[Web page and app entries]
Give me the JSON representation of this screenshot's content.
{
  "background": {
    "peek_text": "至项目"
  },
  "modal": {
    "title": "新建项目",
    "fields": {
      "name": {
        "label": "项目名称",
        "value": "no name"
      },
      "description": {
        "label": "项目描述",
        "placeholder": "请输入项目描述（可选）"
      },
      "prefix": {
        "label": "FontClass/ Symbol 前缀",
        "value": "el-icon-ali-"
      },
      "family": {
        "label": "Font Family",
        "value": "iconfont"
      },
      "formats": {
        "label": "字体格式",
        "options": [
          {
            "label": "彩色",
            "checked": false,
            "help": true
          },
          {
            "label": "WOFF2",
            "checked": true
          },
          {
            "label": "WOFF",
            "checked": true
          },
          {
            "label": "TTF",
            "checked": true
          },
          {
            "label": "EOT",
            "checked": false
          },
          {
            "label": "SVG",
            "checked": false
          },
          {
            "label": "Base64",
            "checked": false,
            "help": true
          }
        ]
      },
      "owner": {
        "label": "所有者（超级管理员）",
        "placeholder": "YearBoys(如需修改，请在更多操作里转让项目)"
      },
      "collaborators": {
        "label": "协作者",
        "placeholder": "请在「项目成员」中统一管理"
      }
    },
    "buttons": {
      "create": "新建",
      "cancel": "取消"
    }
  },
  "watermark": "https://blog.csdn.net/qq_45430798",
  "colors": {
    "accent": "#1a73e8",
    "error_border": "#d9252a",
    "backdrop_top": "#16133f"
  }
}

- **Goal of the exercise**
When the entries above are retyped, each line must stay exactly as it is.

- **Your solution**
Give me the JSON representation of this screenshot's content.
{
  "background": {
    "peek_text": "至项目"
  },
  "modal": {
    "title": "新建项目",
    "fields": {
      "name": {
        "label": "项目名称",
        "value": "no name"
      },
      "description": {
        "label": "项目描述",
        "placeholder": "请输入项目描述（可选）"
      },
      "prefix": {
        "label": "FontClass/ Symbol 前缀",
        "value": "el-icon-ali-"
      },
      "family": {
        "label": "Font Family",
        "value": "iconfont"
      },
      "formats": {
        "label": "字体格式",
        "options": [
          {
            "label": "彩色",
            "checked": false,
            "help": true
          },
          {
            "label": "WOFF2",
            "checked": true
          },
          {
            "label": "WOFF",
            "checked": true
          },
          {
            "label": "TTF",
            "checked": true
          },
          {
            "label": "EOT",
            "checked": false
          },
          {
            "label": "SVG",
            "checked": false
          },
          {
            "label": "Base64",
            "checked": false,
            "help": true
          }
        ]
      },
      "owner": {
        "label": "所有者（超级管理员）",
        "placeholder": "YearBoys(如需修改，请在更多操作里转让项目)"
      },
      "collaborators": {
        "label": "协作者",
        "placeholder": "请在「项目成员」中统一管理"
      }
    },
    "buttons": {
      "create": "新建",
      "cancel": "取消"
    }
  },
  "watermark": "https://blog.csdn.net/qq_45430798",
  "colors": {
    "accent": "#1a73e8",
    "error_border": "#d9252a",
    "backdrop_top": "#16133f"
  }
}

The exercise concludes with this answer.